__Provided records__.
BEGIN

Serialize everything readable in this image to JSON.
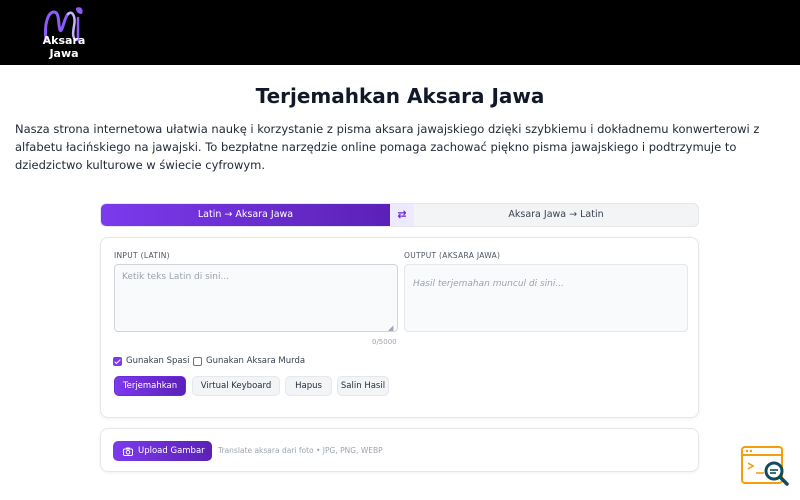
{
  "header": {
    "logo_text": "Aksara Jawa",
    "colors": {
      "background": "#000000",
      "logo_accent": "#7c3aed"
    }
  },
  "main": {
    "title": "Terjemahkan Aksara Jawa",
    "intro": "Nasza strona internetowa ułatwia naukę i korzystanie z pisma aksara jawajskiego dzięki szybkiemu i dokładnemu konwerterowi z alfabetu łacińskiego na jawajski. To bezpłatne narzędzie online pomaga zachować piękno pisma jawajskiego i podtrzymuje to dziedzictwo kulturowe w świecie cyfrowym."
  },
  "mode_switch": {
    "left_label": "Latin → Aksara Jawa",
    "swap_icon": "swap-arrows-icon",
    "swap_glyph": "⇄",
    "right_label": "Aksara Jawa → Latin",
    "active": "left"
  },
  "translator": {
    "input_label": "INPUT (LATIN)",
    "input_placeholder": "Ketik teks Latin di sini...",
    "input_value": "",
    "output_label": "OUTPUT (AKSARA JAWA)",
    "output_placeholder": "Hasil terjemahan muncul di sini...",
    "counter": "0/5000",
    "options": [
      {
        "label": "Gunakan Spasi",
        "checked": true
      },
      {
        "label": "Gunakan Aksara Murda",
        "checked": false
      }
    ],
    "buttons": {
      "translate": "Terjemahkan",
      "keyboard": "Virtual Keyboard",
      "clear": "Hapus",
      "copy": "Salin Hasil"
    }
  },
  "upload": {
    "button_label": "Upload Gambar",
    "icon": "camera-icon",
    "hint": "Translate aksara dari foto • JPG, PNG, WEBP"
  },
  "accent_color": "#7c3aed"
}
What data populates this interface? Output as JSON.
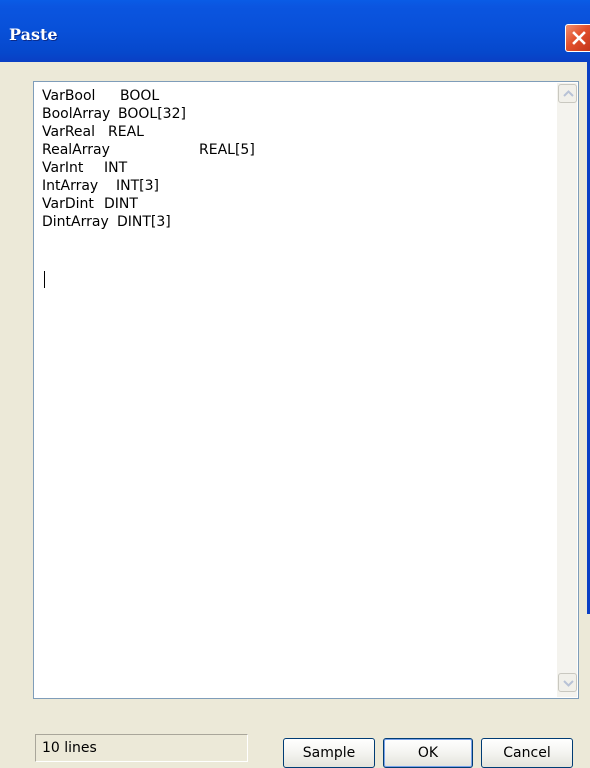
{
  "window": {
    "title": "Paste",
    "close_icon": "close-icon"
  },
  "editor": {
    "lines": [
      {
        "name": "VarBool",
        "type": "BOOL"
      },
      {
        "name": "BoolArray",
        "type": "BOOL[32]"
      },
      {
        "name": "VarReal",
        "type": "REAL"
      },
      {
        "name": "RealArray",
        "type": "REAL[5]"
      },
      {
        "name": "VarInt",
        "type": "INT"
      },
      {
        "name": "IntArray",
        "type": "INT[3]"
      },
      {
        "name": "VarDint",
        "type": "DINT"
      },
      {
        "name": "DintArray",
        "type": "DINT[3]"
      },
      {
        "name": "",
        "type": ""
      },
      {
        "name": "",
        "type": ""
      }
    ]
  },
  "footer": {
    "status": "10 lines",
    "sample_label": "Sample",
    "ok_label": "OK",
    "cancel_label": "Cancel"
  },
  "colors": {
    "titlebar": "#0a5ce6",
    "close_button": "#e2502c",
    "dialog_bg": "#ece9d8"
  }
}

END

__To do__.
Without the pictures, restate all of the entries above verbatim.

__Answer space__.
Serialize everything readable in this image to JSON.
{
  "header": {
    "logo_text": "Aksara Jawa",
    "colors": {
      "background": "#000000",
      "logo_accent": "#7c3aed"
    }
  },
  "main": {
    "title": "Terjemahkan Aksara Jawa",
    "intro": "Nasza strona internetowa ułatwia naukę i korzystanie z pisma aksara jawajskiego dzięki szybkiemu i dokładnemu konwerterowi z alfabetu łacińskiego na jawajski. To bezpłatne narzędzie online pomaga zachować piękno pisma jawajskiego i podtrzymuje to dziedzictwo kulturowe w świecie cyfrowym."
  },
  "mode_switch": {
    "left_label": "Latin → Aksara Jawa",
    "swap_icon": "swap-arrows-icon",
    "swap_glyph": "⇄",
    "right_label": "Aksara Jawa → Latin",
    "active": "left"
  },
  "translator": {
    "input_label": "INPUT (LATIN)",
    "input_placeholder": "Ketik teks Latin di sini...",
    "input_value": "",
    "output_label": "OUTPUT (AKSARA JAWA)",
    "output_placeholder": "Hasil terjemahan muncul di sini...",
    "counter": "0/5000",
    "options": [
      {
        "label": "Gunakan Spasi",
        "checked": true
      },
      {
        "label": "Gunakan Aksara Murda",
        "checked": false
      }
    ],
    "buttons": {
      "translate": "Terjemahkan",
      "keyboard": "Virtual Keyboard",
      "clear": "Hapus",
      "copy": "Salin Hasil"
    }
  },
  "upload": {
    "button_label": "Upload Gambar",
    "icon": "camera-icon",
    "hint": "Translate aksara dari foto • JPG, PNG, WEBP"
  },
  "accent_color": "#7c3aed"
}
What data populates this interface? Output as JSON.
{
  "window": {
    "title": "Paste",
    "close_icon": "close-icon"
  },
  "editor": {
    "lines": [
      {
        "name": "VarBool",
        "type": "BOOL"
      },
      {
        "name": "BoolArray",
        "type": "BOOL[32]"
      },
      {
        "name": "VarReal",
        "type": "REAL"
      },
      {
        "name": "RealArray",
        "type": "REAL[5]"
      },
      {
        "name": "VarInt",
        "type": "INT"
      },
      {
        "name": "IntArray",
        "type": "INT[3]"
      },
      {
        "name": "VarDint",
        "type": "DINT"
      },
      {
        "name": "DintArray",
        "type": "DINT[3]"
      },
      {
        "name": "",
        "type": ""
      },
      {
        "name": "",
        "type": ""
      }
    ]
  },
  "footer": {
    "status": "10 lines",
    "sample_label": "Sample",
    "ok_label": "OK",
    "cancel_label": "Cancel"
  },
  "colors": {
    "titlebar": "#0a5ce6",
    "close_button": "#e2502c",
    "dialog_bg": "#ece9d8"
  }
}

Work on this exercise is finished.